*WORK ITEM:* Answer with one number only: how many lines in the material contain "duration".

=== Section Start ===

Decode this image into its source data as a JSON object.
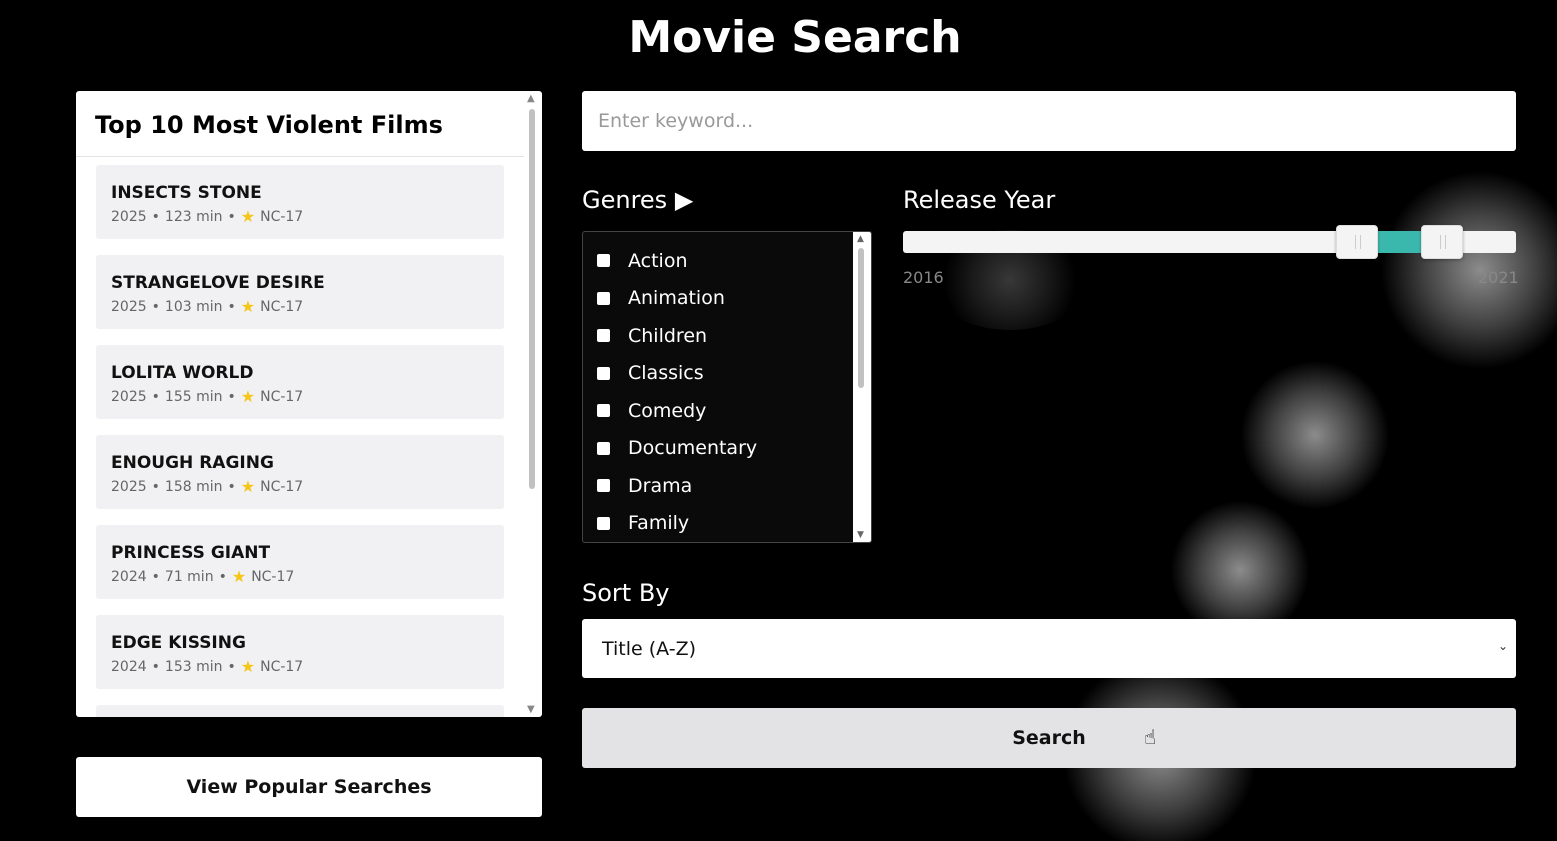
{
  "header": {
    "title": "Movie Search"
  },
  "top_films": {
    "title": "Top 10 Most Violent Films",
    "items": [
      {
        "title": "INSECTS STONE",
        "year": "2025",
        "duration": "123 min",
        "rating": "NC-17"
      },
      {
        "title": "STRANGELOVE DESIRE",
        "year": "2025",
        "duration": "103 min",
        "rating": "NC-17"
      },
      {
        "title": "LOLITA WORLD",
        "year": "2025",
        "duration": "155 min",
        "rating": "NC-17"
      },
      {
        "title": "ENOUGH RAGING",
        "year": "2025",
        "duration": "158 min",
        "rating": "NC-17"
      },
      {
        "title": "PRINCESS GIANT",
        "year": "2024",
        "duration": "71 min",
        "rating": "NC-17"
      },
      {
        "title": "EDGE KISSING",
        "year": "2024",
        "duration": "153 min",
        "rating": "NC-17"
      }
    ]
  },
  "popular_button": {
    "label": "View Popular Searches"
  },
  "search": {
    "placeholder": "Enter keyword..."
  },
  "genres": {
    "label": "Genres ▶",
    "items": [
      "Action",
      "Animation",
      "Children",
      "Classics",
      "Comedy",
      "Documentary",
      "Drama",
      "Family"
    ]
  },
  "release_year": {
    "label": "Release Year",
    "min_label": "2016",
    "max_label": "2021",
    "range_start_fraction": 0.74,
    "range_end_fraction": 0.88
  },
  "sort": {
    "label": "Sort By",
    "selected": "Title (A-Z)"
  },
  "search_button": {
    "label": "Search"
  },
  "colors": {
    "accent": "#3bb8ad",
    "star": "#f5c518"
  }
}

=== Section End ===

*OUTPUT FOR THIS EXERCISE:* 6